You may ask how.

Many a times mentors have destroyed their protegés careers just because they feel that their protegé may surpass them. We forget that there is place for everyone in this planet and one need not pull the other down.

There are some off shots too like fault-finding. Sometimes when we become insecure by some other person we tend to find faults. Sometimes not only finding faults but making it a point to convey the same to the other person. If that person is strong enough, he/she may take it all in stride or else his/her confidence goes on a toss. Result both the person and fault finder become unhappy.

So how do we escape from envy? By faith. Faith in oneself and the maker. It is important to keep on reminding oneself that each one is made so for a purpose. If I am creatively deficient, I am good in other things and I should capitalise on that, rather than being envious of those who are good in creativity.
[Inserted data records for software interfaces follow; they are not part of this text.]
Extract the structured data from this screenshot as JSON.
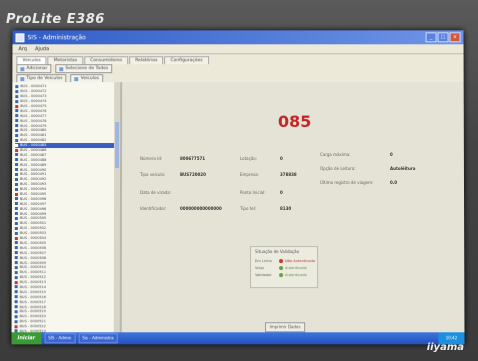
{
  "monitor": {
    "brand": "ProLite E386",
    "maker": "iiyama"
  },
  "window": {
    "title": "SIS - Administração"
  },
  "menu": [
    "Arq",
    "Ajuda"
  ],
  "tabs": [
    "Veículos",
    "Motoristas",
    "Consumidores",
    "Relatórios",
    "Configurações"
  ],
  "toolbar": {
    "row1": [
      "Adicionar",
      "Selecione de Todos"
    ],
    "row2": [
      "Tipo de Veículos",
      "Veículos"
    ]
  },
  "tree": {
    "items": [
      "BUS - 0000471",
      "BUS - 0000472",
      "BUS - 0000473",
      "BUS - 0000474",
      "BUS - 0000475",
      "BUS - 0000476",
      "BUS - 0000477",
      "BUS - 0000478",
      "BUS - 0000479",
      "BUS - 0000480",
      "BUS - 0000481",
      "BUS - 0000482",
      "BUS - 0000485",
      "BUS - 0000486",
      "BUS - 0000487",
      "BUS - 0000488",
      "BUS - 0000489",
      "BUS - 0000490",
      "BUS - 0000491",
      "BUS - 0000492",
      "BUS - 0000493",
      "BUS - 0000494",
      "BUS - 0000495",
      "BUS - 0000496",
      "BUS - 0000497",
      "BUS - 0000498",
      "BUS - 0000499",
      "BUS - 0000500",
      "BUS - 0000501",
      "BUS - 0000502",
      "BUS - 0000503",
      "BUS - 0000504",
      "BUS - 0000505",
      "BUS - 0000506",
      "BUS - 0000507",
      "BUS - 0000508",
      "BUS - 0000509",
      "BUS - 0000510",
      "BUS - 0000511",
      "BUS - 0000512",
      "BUS - 0000513",
      "BUS - 0000514",
      "BUS - 0000515",
      "BUS - 0000516",
      "BUS - 0000517",
      "BUS - 0000518",
      "BUS - 0000519",
      "BUS - 0000520",
      "BUS - 0000521",
      "BUS - 0000522",
      "BUS - 0000523"
    ],
    "selected_index": 12
  },
  "detail": {
    "number": "085",
    "fields": {
      "numero_id_label": "Número Id:",
      "numero_id_value": "800677571",
      "tipo_label": "Tipo veículo:",
      "tipo_value": "BUS720020",
      "data_label": "Data de virada:",
      "ident_label": "Identificador:",
      "ident_value": "000000000000000",
      "lotacao_label": "Lotação:",
      "lotacao_value": "0",
      "empresa_label": "Empresa:",
      "empresa_value": "378838",
      "ponto_label": "Ponto Inicial:",
      "ponto_value": "0",
      "tipo2_label": "Tipo tel:",
      "tipo2_value": "8130",
      "carga_label": "Carga máxima:",
      "carga_value": "0",
      "opcao_label": "Opção de Leitura:",
      "opcao_value": "Autoléitura",
      "ultimo_label": "Último registro de viagem:",
      "ultimo_value": "0.0"
    },
    "status_box": {
      "title": "Situação de Validação",
      "rows": [
        {
          "label": "Em Linha",
          "text": "Não Autenticado",
          "color": "#c63a2c"
        },
        {
          "label": "Viaja",
          "text": "Autenticado",
          "color": "#6a9e48"
        },
        {
          "label": "Validador",
          "text": "Autenticado",
          "color": "#6a9e48"
        }
      ]
    },
    "button": "Imprimir Dados"
  },
  "taskbar": {
    "start": "Iniciar",
    "items": [
      "SIS - Admin",
      "Sis - Administra"
    ],
    "clock": "10:42"
  }
}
Faith in God that HE made me so because he had a purpose for me, helps a lot.

When I look back on myself a few years back I feel ashamed of what a nervous wreck I was. The slightest faults would unnerve me, a negative comment would ruffle me. I have become calmer now. Yes, I am not a good cook, yes, I am not artistic at least not with paint and brush, yes I will never be a world-renowned author but I know I have made a difference in people’s lives and that is important not only for me but also to the world at large.

How did this transformation take place? It was gradual. God was kind enough that I had good association. Good shiksha Gurus (teachers) who nurtured me in what I was good at and most important faith. Faith works wonders. Try it out!!
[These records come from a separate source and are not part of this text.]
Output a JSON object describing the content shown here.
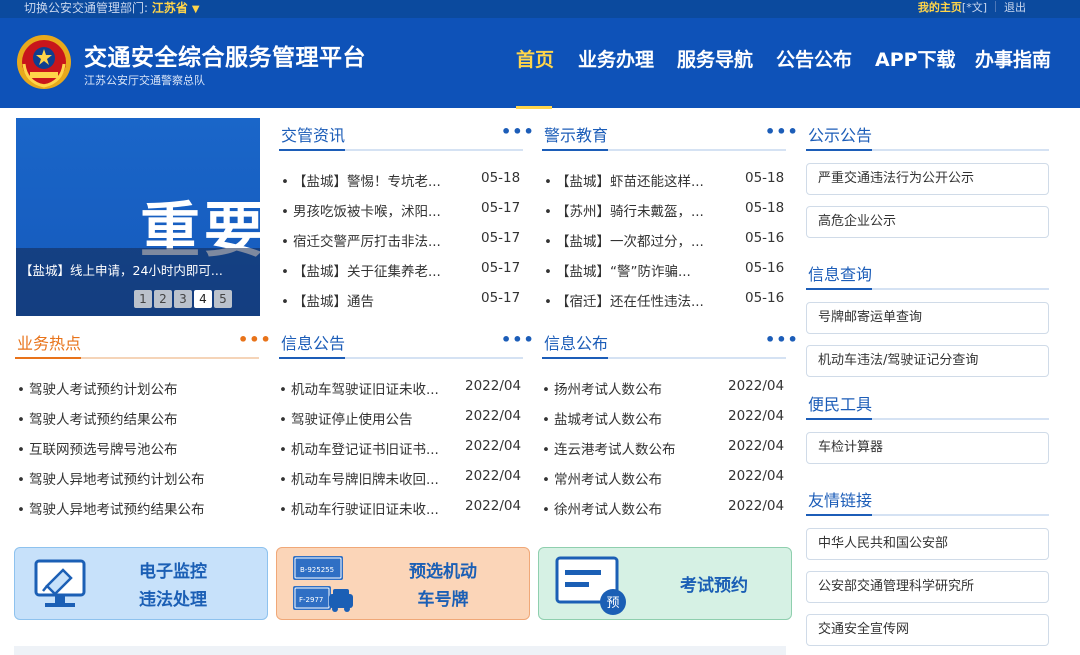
{
  "topbar": {
    "switch_label": "切换公安交通管理部门:",
    "province": "江苏省",
    "my_home": "我的主页",
    "lang": "[*文]",
    "logout": "退出"
  },
  "header": {
    "title": "交通安全综合服务管理平台",
    "subtitle": "江苏公安厅交通警察总队",
    "nav": [
      "首页",
      "业务办理",
      "服务导航",
      "公告公布",
      "APP下载",
      "办事指南"
    ],
    "active_index": 0
  },
  "banner": {
    "big_text": "重要",
    "caption": "【盐城】线上申请，24小时内即可...",
    "pages": [
      "1",
      "2",
      "3",
      "4",
      "5"
    ],
    "active_page": 4
  },
  "traffic_news": {
    "title": "交管资讯",
    "more": "•••",
    "items": [
      {
        "text": "【盐城】警惕！专坑老...",
        "date": "05-18"
      },
      {
        "text": "男孩吃饭被卡喉，沭阳...",
        "date": "05-17"
      },
      {
        "text": "宿迁交警严厉打击非法...",
        "date": "05-17"
      },
      {
        "text": "【盐城】关于征集养老...",
        "date": "05-17"
      },
      {
        "text": "【盐城】通告",
        "date": "05-17"
      }
    ]
  },
  "warning_edu": {
    "title": "警示教育",
    "more": "•••",
    "items": [
      {
        "text": "【盐城】虾苗还能这样...",
        "date": "05-18"
      },
      {
        "text": "【苏州】骑行未戴盔，...",
        "date": "05-18"
      },
      {
        "text": "【盐城】一次都过分，...",
        "date": "05-16"
      },
      {
        "text": "【盐城】“警”防诈骗...",
        "date": "05-16"
      },
      {
        "text": "【宿迁】还在任性违法...",
        "date": "05-16"
      }
    ]
  },
  "hot_business": {
    "title": "业务热点",
    "more": "•••",
    "items": [
      "驾驶人考试预约计划公布",
      "驾驶人考试预约结果公布",
      "互联网预选号牌号池公布",
      "驾驶人异地考试预约计划公布",
      "驾驶人异地考试预约结果公布"
    ]
  },
  "info_notice": {
    "title": "信息公告",
    "more": "•••",
    "items": [
      {
        "text": "机动车驾驶证旧证未收...",
        "date": "2022/04"
      },
      {
        "text": "驾驶证停止使用公告",
        "date": "2022/04"
      },
      {
        "text": "机动车登记证书旧证书...",
        "date": "2022/04"
      },
      {
        "text": "机动车号牌旧牌未收回...",
        "date": "2022/04"
      },
      {
        "text": "机动车行驶证旧证未收...",
        "date": "2022/04"
      }
    ]
  },
  "info_publish": {
    "title": "信息公布",
    "more": "•••",
    "items": [
      {
        "text": "扬州考试人数公布",
        "date": "2022/04"
      },
      {
        "text": "盐城考试人数公布",
        "date": "2022/04"
      },
      {
        "text": "连云港考试人数公布",
        "date": "2022/04"
      },
      {
        "text": "常州考试人数公布",
        "date": "2022/04"
      },
      {
        "text": "徐州考试人数公布",
        "date": "2022/04"
      }
    ]
  },
  "right": {
    "public_notice": {
      "title": "公示公告",
      "items": [
        "严重交通违法行为公开公示",
        "高危企业公示"
      ]
    },
    "info_query": {
      "title": "信息查询",
      "items": [
        "号牌邮寄运单查询",
        "机动车违法/驾驶证记分查询"
      ]
    },
    "tools": {
      "title": "便民工具",
      "items": [
        "车检计算器"
      ]
    },
    "links": {
      "title": "友情链接",
      "items": [
        "中华人民共和国公安部",
        "公安部交通管理科学研究所",
        "交通安全宣传网"
      ]
    }
  },
  "cards": {
    "monitor": {
      "line1": "电子监控",
      "line2": "违法处理",
      "icon": "monitor-icon"
    },
    "plate": {
      "line1": "预选机动",
      "line2": "车号牌",
      "plate1": "B-925255",
      "plate2": "F-2977",
      "icon": "license-plate-icon"
    },
    "exam": {
      "label": "考试预约",
      "badge": "预",
      "icon": "exam-icon"
    }
  },
  "colors": {
    "header_bg": "#0e52b8",
    "topbar_bg": "#0b4a9e",
    "accent_yellow": "#ffd54a",
    "link_blue": "#1c5db8",
    "hot_orange": "#e8731a"
  }
}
Whatever you do, whatever you try, just have faith in yourself and the one above and wait for the transformation.


Don’t brand me please

‘The ——– people (referring to a particular community) are all kanjoos’, X said.

‘How can you say that?’, I asked

‘Oh I have met a couple of them’, he replied.

‘I don’t think so because I have grown up with them and they are in no way kanjoos,’, I said.

‘Well there are exceptions’, Y said.

‘How can you say that, you cannot categorize anybody because of some cases’, I said, ‘how can we categorize that Gujjus are like this and Malyalees are like that. Even brothers in the same family are different so how can you categorize people based on their ancestry?’

Growing up in the north I always heard that Madrasis are like this and when I went south, I heard Northies are like that and seriously I am fed up. The blogworld is no better. We freely label people. Why? Because we enjoy doing that somehow we enjoy proving our superiority.

Now that we have become mobile we go and work in other places, we make our home there, we travel but still we have not stopped branding.

When we travel we look at sights and sounds but seriously do we ever try to learn about the customs and the culture about the place. Seldom isn’t it??

All that is for Phd students or for National Geographic channel or some travel show.  We, we are happy with the sights and sounds.

You may wonder why I am saying so? It is only when we try to understand the culture and traditions of others do we truly understand them.

Srila Prabhupada says that when you visit a dham(holy place) it is not just to wash away your sins but to associate with the saintly people there and in turn getting enriched with their association.

Similarly when we visit places it is not just to ‘look’ but also to understand.

The fact is that we all are part and parcels of the Almighty whole and as such we all lesser mortals are equal.  So how can a Northie be superior to a Southie or vice versa.